Leadercast Women with Ritu Bhasin
Leadercast Women, the annual one-day conference showcasing top women leaders, will help you learn to lead yourself on Friday, Oct. 12, at the Sidney J. Marcus Auditorium in Atlanta’s Georgia World Congress Center. Our world-renowned speakers will make a deep impression on your consciousness, galvanize you for action, and show you how you can transform yourself and be a leader worth following.
You’ll be impressed by the achievements of our speakers. But more than that—you’ll be riveted by the courage and talents of these women, and you’ll learn how you, too, can be a leader who motivates people and champions ideas in ways you never thought possible. They will not only give you “how to” leadership advice but also long-term life lessons.
For more information, visit women.leadercast.com!
When Ritu Bhasin’s mother was growing up in India in the 1960s, she dreamed of becoming a lawyer. That dream ended when her mother told her firmly that women couldn’t be lawyers. She became a teacher instead. Many years later, Bhasin had the same dream. Thanks to perseverance and strong support from her family, she achieved it.
It wasn’t always easy. Growing up as a Sikh in southern Ontario, Bhasin knew the sting of bullying and racism. She decided at an early age to study law as a way of addressing issues of rights and social justice. “One of my favourite moments ever was walking across the stage to receive my degree from Western,” she says. “I was so proud of myself, and so excited about the possibilities that lay ahead of me.”
For a decade, Bhasin worked for a large Bay Street firm, first as a lawyer and later in the area of talent management.
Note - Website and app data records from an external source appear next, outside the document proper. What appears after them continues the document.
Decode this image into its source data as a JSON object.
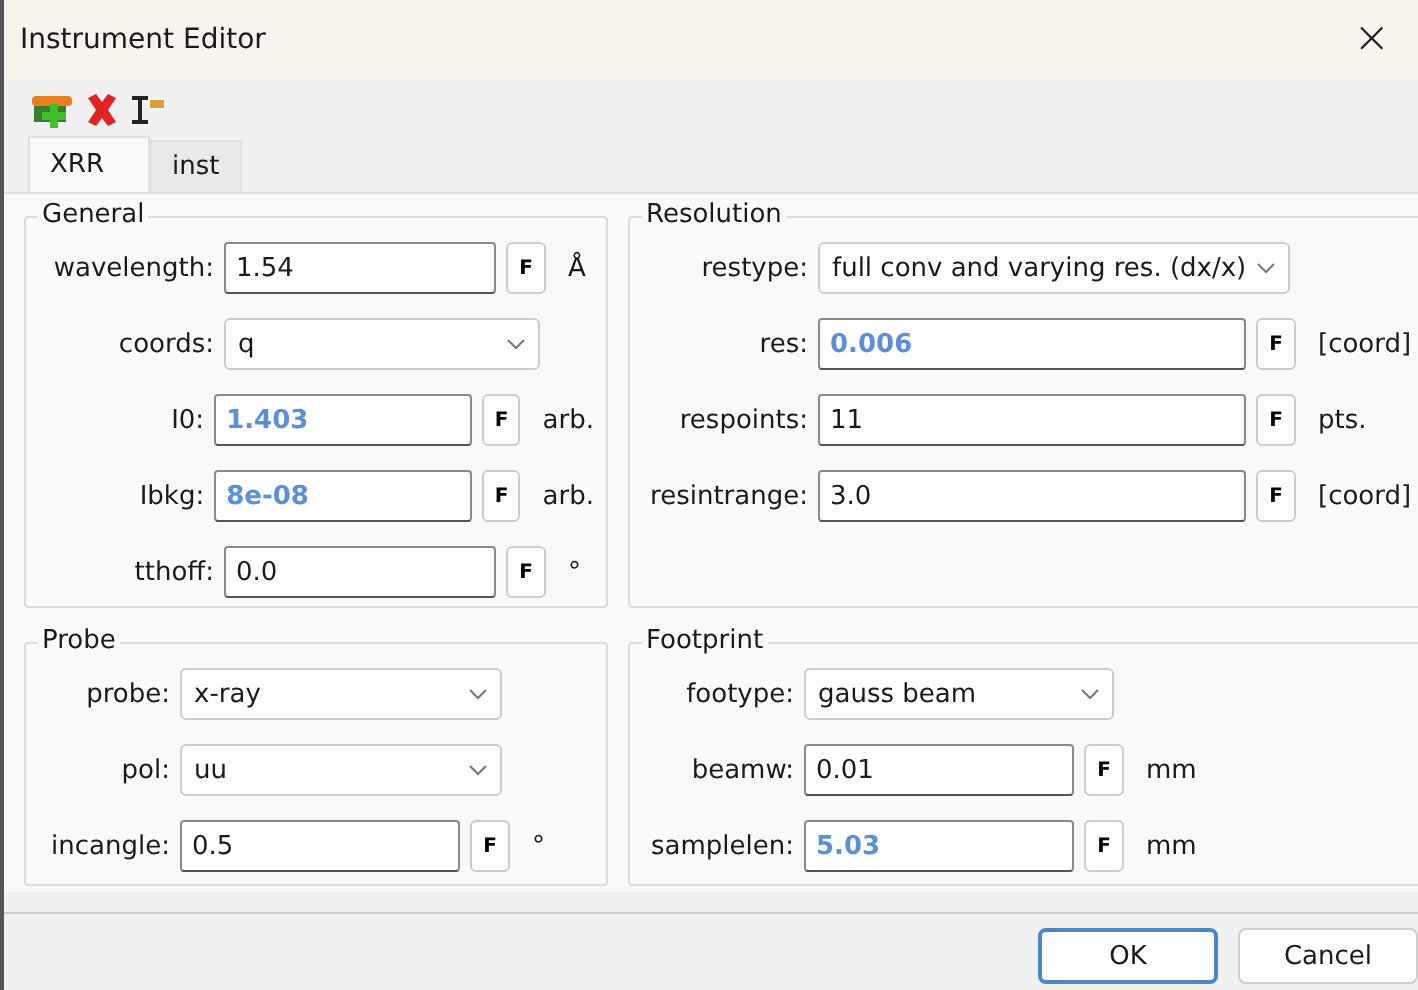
{
  "window": {
    "title": "Instrument Editor",
    "close": "×"
  },
  "tabs": [
    {
      "label": "XRR",
      "selected": true
    },
    {
      "label": "inst",
      "selected": false
    }
  ],
  "groups": [
    {
      "title": "General",
      "rows": [
        {
          "kind": "number",
          "label": "wavelength:",
          "value": "1.54",
          "fitted": false,
          "fit_button": "F",
          "unit": "Å"
        },
        {
          "kind": "choice",
          "label": "coords:",
          "value": "q"
        },
        {
          "kind": "number",
          "label": "I0:",
          "value": "1.403",
          "fitted": true,
          "fit_button": "F",
          "unit": "arb."
        },
        {
          "kind": "number",
          "label": "Ibkg:",
          "value": "8e-08",
          "fitted": true,
          "fit_button": "F",
          "unit": "arb."
        },
        {
          "kind": "number",
          "label": "tthoff:",
          "value": "0.0",
          "fitted": false,
          "fit_button": "F",
          "unit": "°"
        }
      ]
    },
    {
      "title": "Resolution",
      "rows": [
        {
          "kind": "choice",
          "label": "restype:",
          "value": "full conv and varying res. (dx/x)"
        },
        {
          "kind": "number",
          "label": "res:",
          "value": "0.006",
          "fitted": true,
          "fit_button": "F",
          "unit": "[coord]"
        },
        {
          "kind": "number",
          "label": "respoints:",
          "value": "11",
          "fitted": false,
          "fit_button": "F",
          "unit": "pts."
        },
        {
          "kind": "number",
          "label": "resintrange:",
          "value": "3.0",
          "fitted": false,
          "fit_button": "F",
          "unit": "[coord]"
        }
      ]
    },
    {
      "title": "Probe",
      "rows": [
        {
          "kind": "choice",
          "label": "probe:",
          "value": "x-ray"
        },
        {
          "kind": "choice",
          "label": "pol:",
          "value": "uu"
        },
        {
          "kind": "number",
          "label": "incangle:",
          "value": "0.5",
          "fitted": false,
          "fit_button": "F",
          "unit": "°"
        }
      ]
    },
    {
      "title": "Footprint",
      "rows": [
        {
          "kind": "choice",
          "label": "footype:",
          "value": "gauss beam"
        },
        {
          "kind": "number",
          "label": "beamw:",
          "value": "0.01",
          "fitted": false,
          "fit_button": "F",
          "unit": "mm"
        },
        {
          "kind": "number",
          "label": "samplelen:",
          "value": "5.03",
          "fitted": true,
          "fit_button": "F",
          "unit": "mm"
        }
      ]
    }
  ],
  "buttons": [
    {
      "label": "OK",
      "default": true
    },
    {
      "label": "Cancel",
      "default": false
    }
  ]
}
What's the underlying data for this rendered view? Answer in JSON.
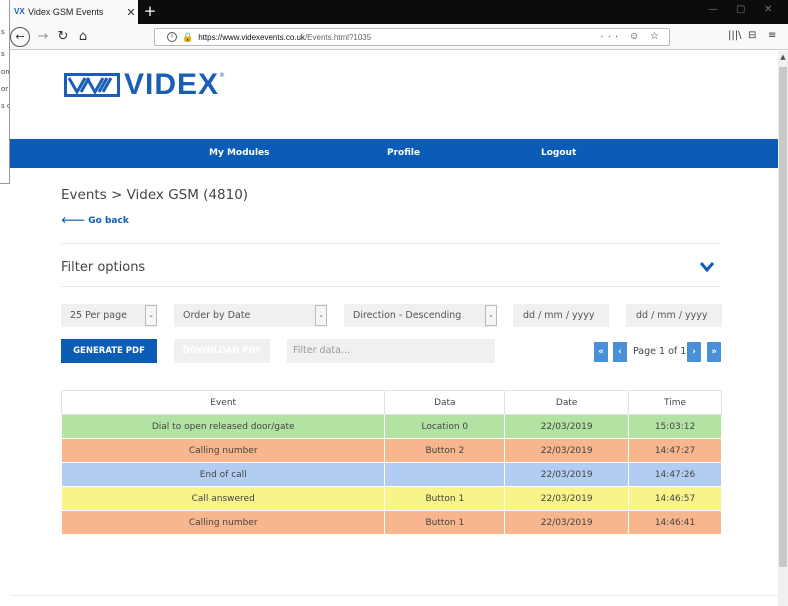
{
  "background_window": {
    "lines": [
      "s",
      "s",
      "on",
      "or",
      "s c"
    ]
  },
  "browser": {
    "tab_title": "Videx GSM Events",
    "tab_close": "✕",
    "new_tab": "+",
    "url_domain": "https://www.videxevents.co.uk",
    "url_path": "/Events.html?1035",
    "url_actions": "··· ☺ ☆",
    "library": "|||\\",
    "sidebar": "⊟",
    "menu": "≡",
    "window_controls": [
      "—",
      "▢",
      "✕"
    ]
  },
  "site": {
    "logo_text": "VIDEX",
    "logo_reg": "®"
  },
  "nav": {
    "items": [
      "My Modules",
      "Profile",
      "Logout"
    ]
  },
  "page": {
    "breadcrumb": "Events > Videx GSM (4810)",
    "go_back": "Go back",
    "filter_title": "Filter options"
  },
  "filters": {
    "per_page": "25 Per page",
    "order_by": "Order by Date",
    "direction": "Direction - Descending",
    "date_from_placeholder": "dd / mm / yyyy",
    "date_to_placeholder": "dd / mm / yyyy",
    "generate_pdf": "GENERATE PDF",
    "download_pdf": "DOWNLOAD PDF",
    "filter_placeholder": "Filter data..."
  },
  "pagination": {
    "first": "«",
    "prev": "‹",
    "label": "Page 1 of 1",
    "next": "›",
    "last": "»"
  },
  "table": {
    "headers": [
      "Event",
      "Data",
      "Date",
      "Time"
    ],
    "rows": [
      {
        "event": "Dial to open released door/gate",
        "data": "Location 0",
        "date": "22/03/2019",
        "time": "15:03:12",
        "color": "green"
      },
      {
        "event": "Calling number",
        "data": "Button 2",
        "date": "22/03/2019",
        "time": "14:47:27",
        "color": "orange"
      },
      {
        "event": "End of call",
        "data": "",
        "date": "22/03/2019",
        "time": "14:47:26",
        "color": "blue"
      },
      {
        "event": "Call answered",
        "data": "Button 1",
        "date": "22/03/2019",
        "time": "14:46:57",
        "color": "yellow"
      },
      {
        "event": "Calling number",
        "data": "Button 1",
        "date": "22/03/2019",
        "time": "14:46:41",
        "color": "orange"
      }
    ]
  },
  "colors": {
    "brand_blue": "#0b5cb7",
    "row_green": "#b3e3a2",
    "row_orange": "#f7b68e",
    "row_blue": "#b3cdf2",
    "row_yellow": "#f8f48a"
  }
}
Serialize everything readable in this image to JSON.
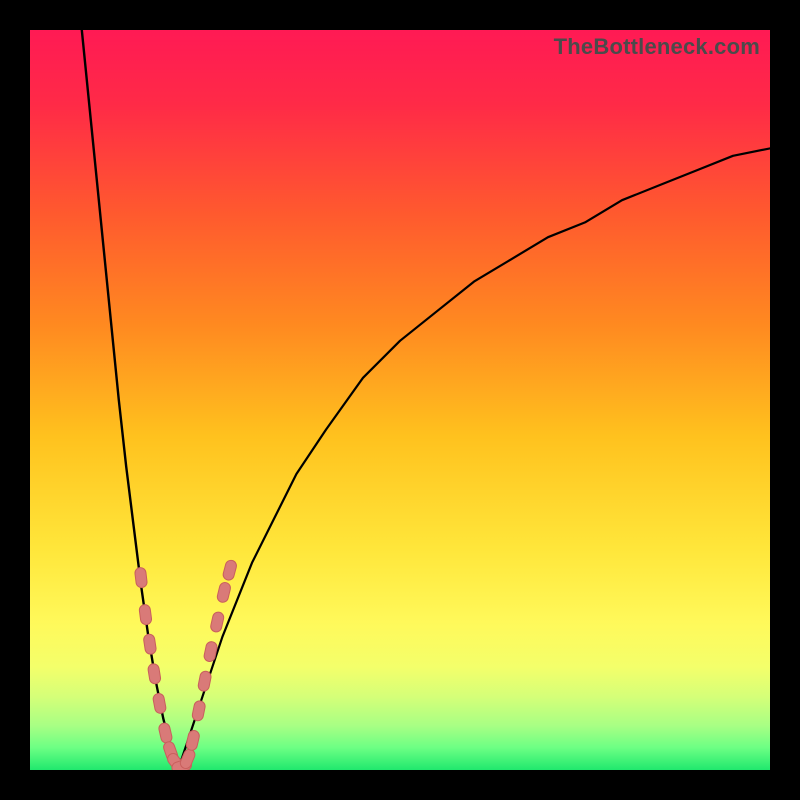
{
  "watermark": "TheBottleneck.com",
  "colors": {
    "frame": "#000000",
    "gradient_stops": [
      {
        "offset": 0.0,
        "color": "#ff1a54"
      },
      {
        "offset": 0.1,
        "color": "#ff2a47"
      },
      {
        "offset": 0.25,
        "color": "#ff5a2e"
      },
      {
        "offset": 0.4,
        "color": "#ff8a20"
      },
      {
        "offset": 0.55,
        "color": "#ffc21e"
      },
      {
        "offset": 0.7,
        "color": "#ffe63a"
      },
      {
        "offset": 0.8,
        "color": "#fff95a"
      },
      {
        "offset": 0.86,
        "color": "#f4ff6a"
      },
      {
        "offset": 0.9,
        "color": "#d6ff78"
      },
      {
        "offset": 0.94,
        "color": "#a8ff84"
      },
      {
        "offset": 0.97,
        "color": "#6cff84"
      },
      {
        "offset": 1.0,
        "color": "#20e86e"
      }
    ],
    "curve_stroke": "#000000",
    "marker_fill": "#d97a78",
    "marker_stroke": "#c95f5d"
  },
  "chart_data": {
    "type": "line",
    "title": "",
    "xlabel": "",
    "ylabel": "",
    "xlim": [
      0,
      100
    ],
    "ylim": [
      0,
      100
    ],
    "notes": "V-shaped bottleneck curve. y reaches 0 (optimal) near x≈20. Left branch rises sharply to y≈100 at x≈7. Right branch rises and approaches y≈84 as x→100.",
    "series": [
      {
        "name": "left-branch",
        "x": [
          7,
          8,
          9,
          10,
          11,
          12,
          13,
          14,
          15,
          16,
          17,
          18,
          19,
          20
        ],
        "y": [
          100,
          90,
          80,
          70,
          60,
          50,
          41,
          33,
          25,
          18,
          12,
          7,
          3,
          0
        ]
      },
      {
        "name": "right-branch",
        "x": [
          20,
          22,
          24,
          26,
          28,
          30,
          33,
          36,
          40,
          45,
          50,
          55,
          60,
          65,
          70,
          75,
          80,
          85,
          90,
          95,
          100
        ],
        "y": [
          0,
          6,
          12,
          18,
          23,
          28,
          34,
          40,
          46,
          53,
          58,
          62,
          66,
          69,
          72,
          74,
          77,
          79,
          81,
          83,
          84
        ]
      }
    ],
    "markers": {
      "name": "highlighted-points",
      "comment": "Pink lozenge markers clustered near the valley on both branches",
      "points": [
        {
          "x": 15.0,
          "y": 26
        },
        {
          "x": 15.6,
          "y": 21
        },
        {
          "x": 16.2,
          "y": 17
        },
        {
          "x": 16.8,
          "y": 13
        },
        {
          "x": 17.5,
          "y": 9
        },
        {
          "x": 18.3,
          "y": 5
        },
        {
          "x": 19.0,
          "y": 2.5
        },
        {
          "x": 19.7,
          "y": 1
        },
        {
          "x": 20.5,
          "y": 0.5
        },
        {
          "x": 21.3,
          "y": 1.5
        },
        {
          "x": 22.0,
          "y": 4
        },
        {
          "x": 22.8,
          "y": 8
        },
        {
          "x": 23.6,
          "y": 12
        },
        {
          "x": 24.4,
          "y": 16
        },
        {
          "x": 25.3,
          "y": 20
        },
        {
          "x": 26.2,
          "y": 24
        },
        {
          "x": 27.0,
          "y": 27
        }
      ]
    }
  }
}
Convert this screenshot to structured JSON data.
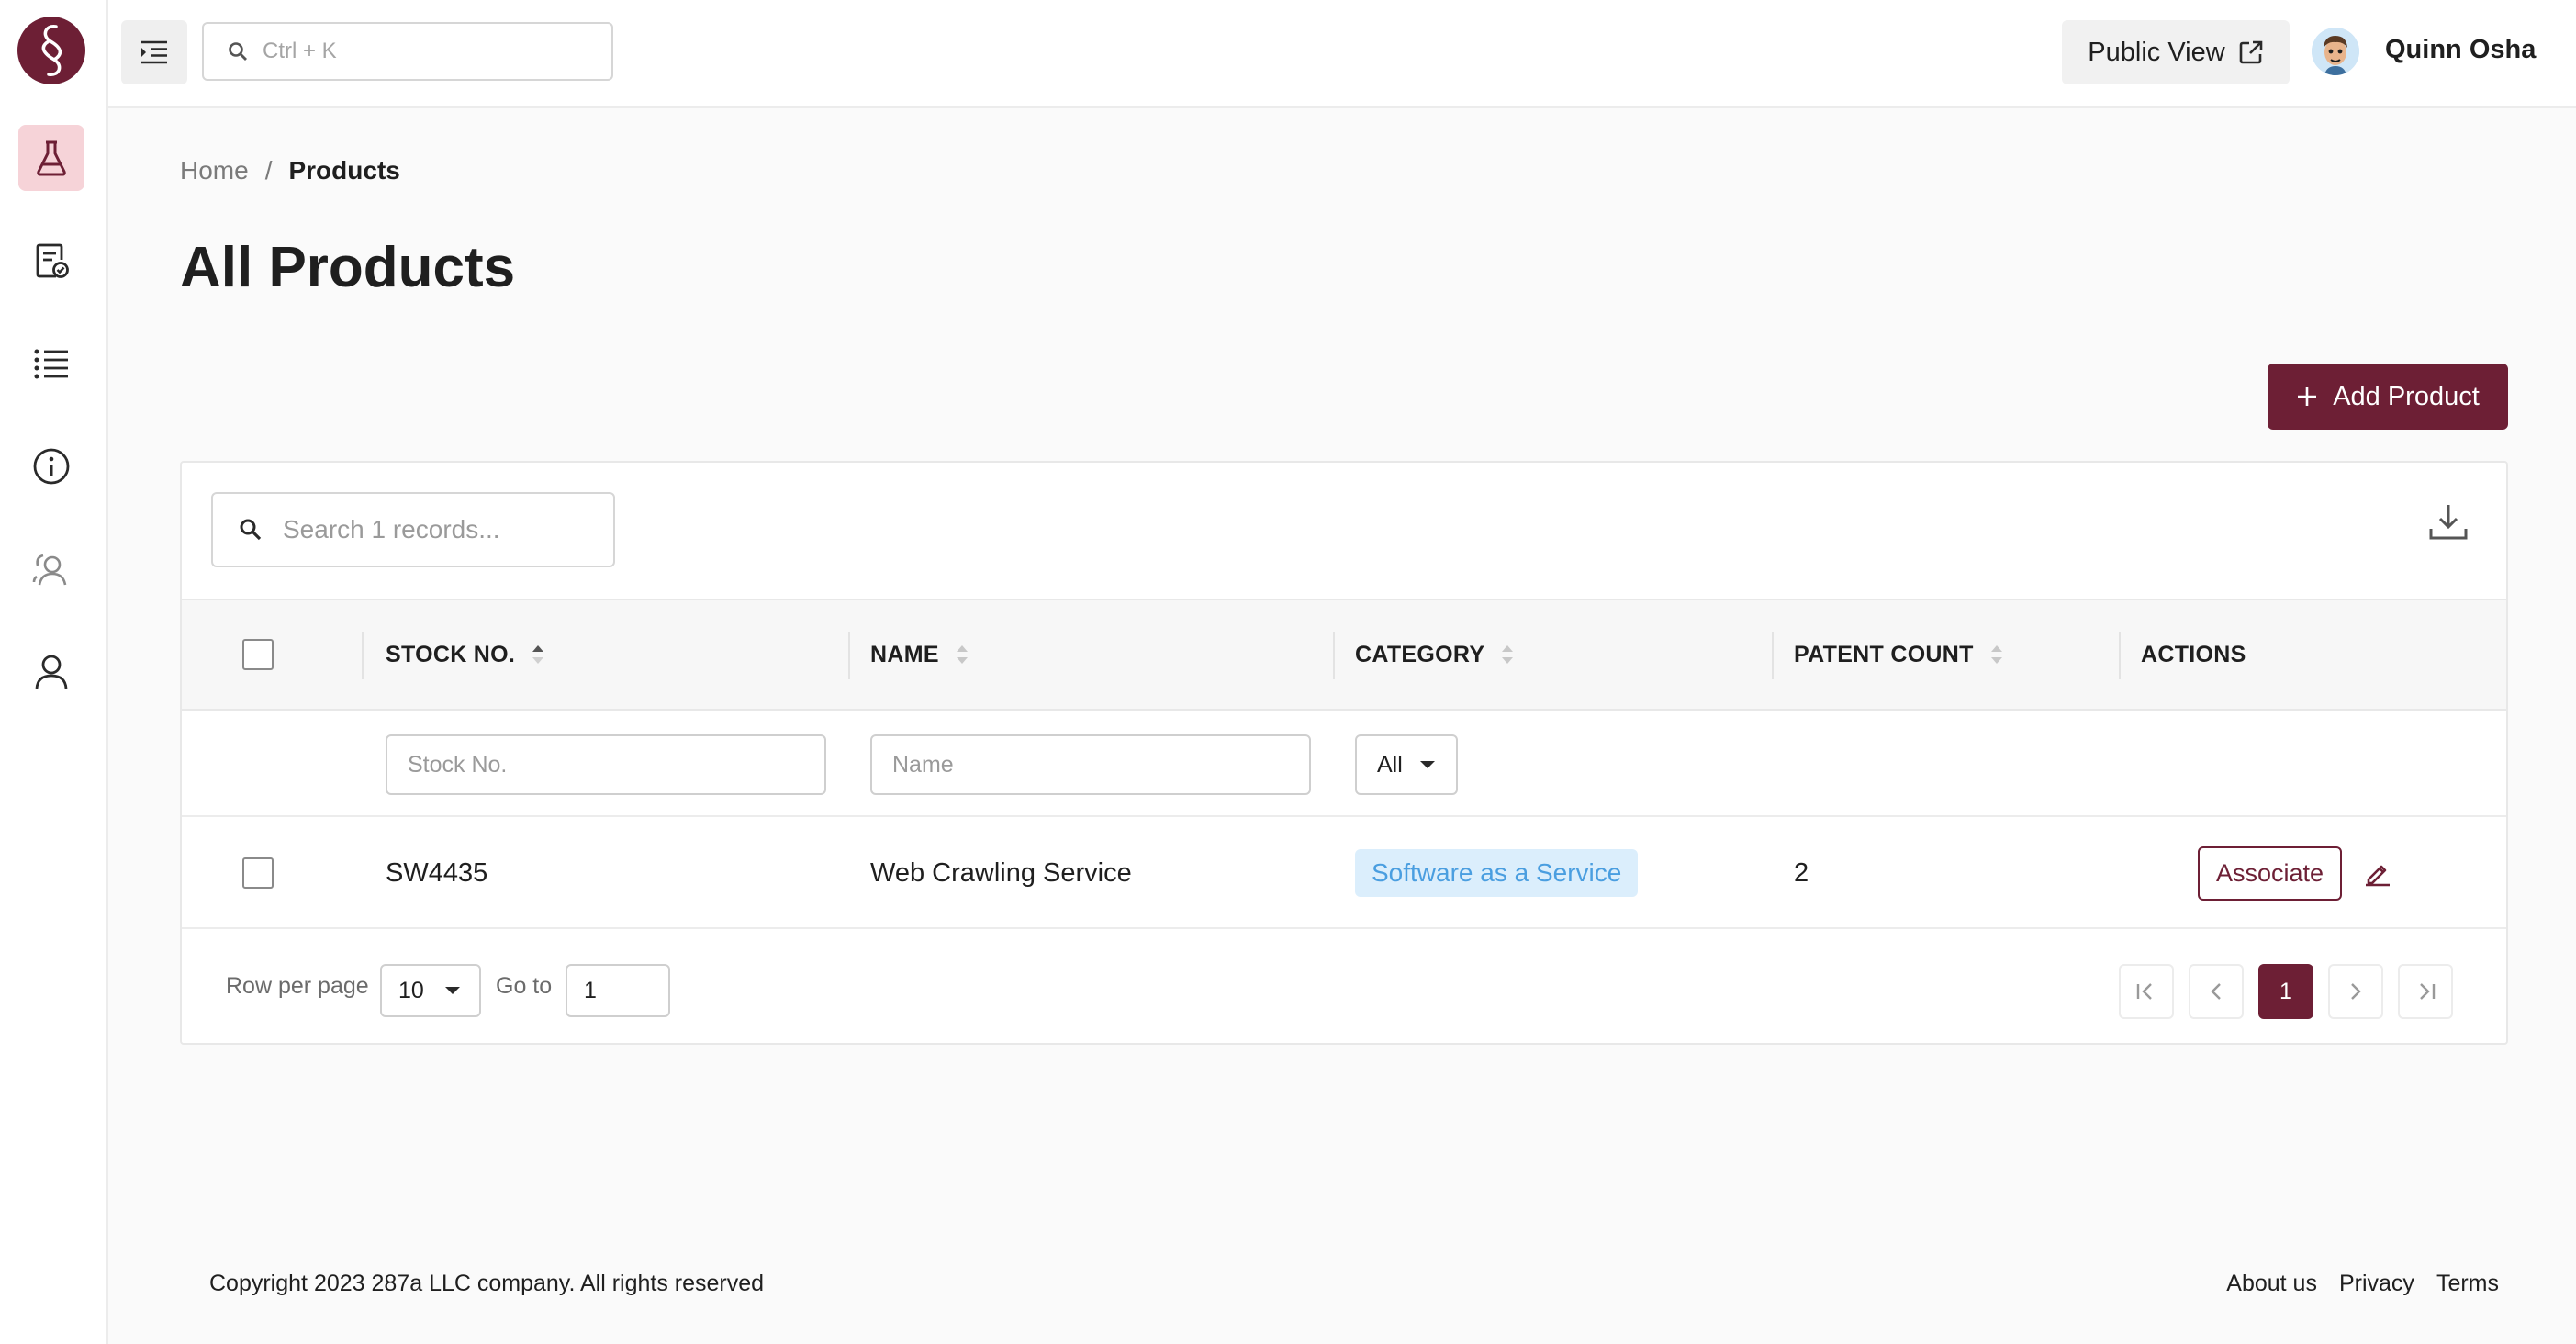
{
  "header": {
    "search_placeholder": "Ctrl + K",
    "public_view_label": "Public View",
    "user_name": "Quinn Osha"
  },
  "sidebar": {
    "items": [
      {
        "icon": "flask-icon",
        "active": true
      },
      {
        "icon": "certificate-document-icon",
        "active": false
      },
      {
        "icon": "list-icon",
        "active": false
      },
      {
        "icon": "info-icon",
        "active": false
      },
      {
        "icon": "users-icon",
        "active": false
      },
      {
        "icon": "user-icon",
        "active": false
      }
    ]
  },
  "breadcrumb": {
    "home": "Home",
    "separator": "/",
    "current": "Products"
  },
  "page": {
    "title": "All Products",
    "add_button_label": "Add Product"
  },
  "table": {
    "search_placeholder": "Search 1 records...",
    "columns": {
      "stock_no": "STOCK NO.",
      "name": "NAME",
      "category": "CATEGORY",
      "patent_count": "PATENT COUNT",
      "actions": "ACTIONS"
    },
    "filters": {
      "stock_no_placeholder": "Stock No.",
      "name_placeholder": "Name",
      "category_value": "All"
    },
    "rows": [
      {
        "stock_no": "SW4435",
        "name": "Web Crawling Service",
        "category": "Software as a Service",
        "patent_count": "2",
        "action_label": "Associate"
      }
    ],
    "pagination": {
      "rows_per_page_label": "Row per page",
      "rows_per_page_value": "10",
      "go_to_label": "Go to",
      "go_to_value": "1",
      "current_page": "1"
    }
  },
  "footer": {
    "copyright": "Copyright 2023 287a LLC company. All rights reserved",
    "links": [
      "About us",
      "Privacy",
      "Terms"
    ]
  },
  "colors": {
    "brand": "#6d1f35",
    "active_nav_bg": "#f6d3d8",
    "badge_bg": "#dbeefc",
    "badge_text": "#4a9ee0"
  }
}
After completing an Executive MBA at the University of Toronto, she launched her own consulting company, which helps organizations in the areas of leadership development, diversity and advancement of women. “When I was at the firm, I got calls all the time asking for advice on these issues,” she says. “I got to the point where I decided I should be doing it for a living!”
More recently, Bhasin launched Mivoko, an online guide to name pronunciation. “People naturally avoid those whose names are difficult to pronounce, so having a difficult name has an adverse impact on career advancement and the development of social connections,” she explains. “Mivoko addresses that pain point for companies and individuals.”
Today, Bhasin says she is committed to living an “authentic life” through her work and personal life. “I want to serve and live with honour and integrity,” she says. “I am committed to goodness and making a difference in other peoples’ lives. I have found the purpose of my life.” In 2013, Bhasin was awarded the Young Alumni Award of Merit by Western's alumni association.